OK

This is only a Preview!

You must Publish this diary to make this visible to the public,
or click 'Edit Diary' to make further changes first.

Posting a Diary Entry

Daily Kos welcomes blog articles from readers, known as diaries. The Intro section to a diary should be about three paragraphs long, and is required. The body section is optional, as is the poll, which can have 1 to 15 choices. Descriptive tags are also required to help others find your diary by subject; please don't use "cute" tags.

When you're ready, scroll down below the tags and click Save & Preview. You can edit your diary after it's published by clicking Edit Diary. Polls cannot be edited once they are published.

If this is your first time creating a Diary since the Ajax upgrade, before you enter any text below, please press Ctrl-F5 and then hold down the Shift Key and press your browser's Reload button to refresh its cache with the new script files.

ATTENTION: READ THE RULES.

  1. One diary daily maximum.
  2. Substantive diaries only. If you don't have at least three solid, original paragraphs, you should probably post a comment in an Open Thread.
  3. No repetitive diaries. Take a moment to ensure your topic hasn't been blogged (you can search for Stories and Diaries that already cover this topic), though fresh original analysis is always welcome.
  4. Use the "Body" textbox if your diary entry is longer than three paragraphs.
  5. Any images in your posts must be hosted by an approved image hosting service (one of: imageshack.us, photobucket.com, flickr.com, smugmug.com, allyoucanupload.com, picturetrail.com, mac.com, webshots.com, editgrid.com).
  6. Copying and pasting entire copyrighted works is prohibited.

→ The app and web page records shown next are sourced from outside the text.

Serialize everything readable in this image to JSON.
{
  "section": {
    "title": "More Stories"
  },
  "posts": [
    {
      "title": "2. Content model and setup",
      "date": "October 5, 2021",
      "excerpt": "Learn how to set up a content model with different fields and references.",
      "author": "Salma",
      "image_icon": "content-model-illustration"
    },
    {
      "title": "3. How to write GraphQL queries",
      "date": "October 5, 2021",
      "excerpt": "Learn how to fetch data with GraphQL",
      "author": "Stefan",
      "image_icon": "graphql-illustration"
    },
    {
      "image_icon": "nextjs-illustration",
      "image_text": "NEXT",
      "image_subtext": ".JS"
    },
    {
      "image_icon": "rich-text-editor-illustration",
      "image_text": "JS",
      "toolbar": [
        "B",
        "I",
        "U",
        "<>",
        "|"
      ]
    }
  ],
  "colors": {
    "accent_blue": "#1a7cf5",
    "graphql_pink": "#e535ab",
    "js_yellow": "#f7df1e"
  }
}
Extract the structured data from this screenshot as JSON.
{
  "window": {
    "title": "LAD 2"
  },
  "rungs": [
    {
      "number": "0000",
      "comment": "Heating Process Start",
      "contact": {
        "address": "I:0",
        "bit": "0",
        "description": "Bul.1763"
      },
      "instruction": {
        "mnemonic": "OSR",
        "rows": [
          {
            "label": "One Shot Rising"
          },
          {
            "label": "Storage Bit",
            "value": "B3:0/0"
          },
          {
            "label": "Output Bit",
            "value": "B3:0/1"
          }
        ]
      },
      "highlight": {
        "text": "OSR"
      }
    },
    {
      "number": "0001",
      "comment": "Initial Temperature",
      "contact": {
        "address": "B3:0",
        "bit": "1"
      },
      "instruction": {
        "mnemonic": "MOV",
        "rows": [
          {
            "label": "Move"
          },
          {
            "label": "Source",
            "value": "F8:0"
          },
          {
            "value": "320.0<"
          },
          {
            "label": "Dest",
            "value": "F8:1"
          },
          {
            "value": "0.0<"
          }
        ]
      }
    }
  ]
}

If you do quote something, keep it brief, always provide a link to the original source, and use the <blockquote> tags to clearly identify the quoted material. Violating this rule is grounds for immediate banning.
  7. Be civil. Do not "call out" other users by name in diary titles. Do not use profanity in diary titles. Don't write diaries whose main purpose is to deliberately inflame.
For the complete list of DailyKos diary guidelines, please click here.

Please begin with an informative title:

Scientists have found, for the first time, evidence of water on a rocky celestial body outside of our solar system.

Intro

You must enter an Intro for your Diary Entry between 300 and 1150 characters long (that's approximately 50-175 words without any html or formatting markup).

The study focused on dust and debris found orbiting a white dwarf star about 170 million light years away.

“This planetary graveyard swirling around the embers of its parent star is a rich source of information about its former life,” Boris Gaensicke, a professor of physics at the University of Warwick in the United Kingdom, said. “In these remnants lie chemical clues which point towards a previous existence as a water-rich terrestrial body.”

“Those two ingredients — a rocky surface and water — are key in the hunt for habitable planets outside our solar system so it’s very exciting to find them together for the first time outside our solar system.”

The debris probably came from a planet with a diameter of at least 90 kilometers. The planet may have been much bigger than that, but scientists are limited in their ability to estimate its size by the amount of debris that can now be detected.

Oxygen signatures in the debris indicates that the planet would have been, as a proportion of its mass, about 26 percent water.

Water accounts for about 0.023 percent of Earth’s mass.

Scientists had earlier found evidence of water outside our solar system in gas giants. This discovery is significant because it is the first indication that water may be found on rocky exoplanets.

A possible parallel in our solar system is the dwarf planet Ceres, which has ice buried under its crust.

The star around which the debris is accumulated, GD 61, once hosted a planetary system. It became a white dwarf about 200 million years ago.

The discovery of the GD 61 system planetary remnants is the twelfth known example of planetary fragments circling a white dwarf elsewhere in our galaxy.

Researchers used the Hubble Space Telescope and the large Keck Telescope in Hawaii to make the observations in the study.

The paper can be found here.

Note: A version of this diary also appears at SciencefortheFuture.com.

Extended (Optional)

EMAIL TO A FRIEND X
Your Email has been sent.